The quote for the month captured my attention, so I had to investigate it, and I discovered that it’s the final rule taken from the 110 “Rules of civility and decent behaviour in company and conversation,” composed by French Jesuits in 1595. These rules were all copied out as part of an exercise in penmanship assigned by the young George Washington’s school master. The essence of this set of rules is that we should treat everyone with respect, be considerate of others and don’t embarrass them. We should refrain from drawing attention to ourselves, be concise when we speak and not make fun of anything which is important to others. If we must criticise someone,  we need to make sure we’re not guilty of the same failing, and shouldn’t be quick to believe bad reports about others. We should associate with good people, and rather be alone than in bad company. There are also many references to table manners and matters of correct dress, as well as these two interesting items. “Shake not the head, feet, or legs. Roll not the eyes. Lift not one eyebrow higher than the other. Wry not the mouth, and bedew no man’s face with your spittle by approaching too near him when you speak. Kill no vermin as fleas, lice, ticks etc in the sight of others. If you see any filth or thick spittle, put your foot dexterously upon it.” You can read all 110 rules here if you would like to. I found them quite fascinating.
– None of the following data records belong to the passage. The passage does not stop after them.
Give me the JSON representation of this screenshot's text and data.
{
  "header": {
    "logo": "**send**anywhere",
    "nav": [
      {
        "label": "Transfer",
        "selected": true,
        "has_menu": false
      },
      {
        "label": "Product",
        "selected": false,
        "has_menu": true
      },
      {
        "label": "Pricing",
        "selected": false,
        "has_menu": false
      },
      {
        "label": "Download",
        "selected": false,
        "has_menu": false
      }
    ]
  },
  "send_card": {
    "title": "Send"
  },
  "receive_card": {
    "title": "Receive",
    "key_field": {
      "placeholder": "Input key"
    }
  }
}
This great man who served two terms as the first US President, realised that the way he handled this onerous job would impact on how future presidents approached the position. Consequently, he handed down a legacy of strength, integrity and national purpose.

George Washington Monument, Washington DC

George Washington Monument, Washington DC

I’m sure that learning all those rules at such an early age, must have had something to do with it, and I think the last one which appears on my calendar, is the most important of all. Perhaps an updated version of these rules to live by, should be introduced into schools, and should certainly be read  and inwardly digested by all prospective world leaders. What do you think?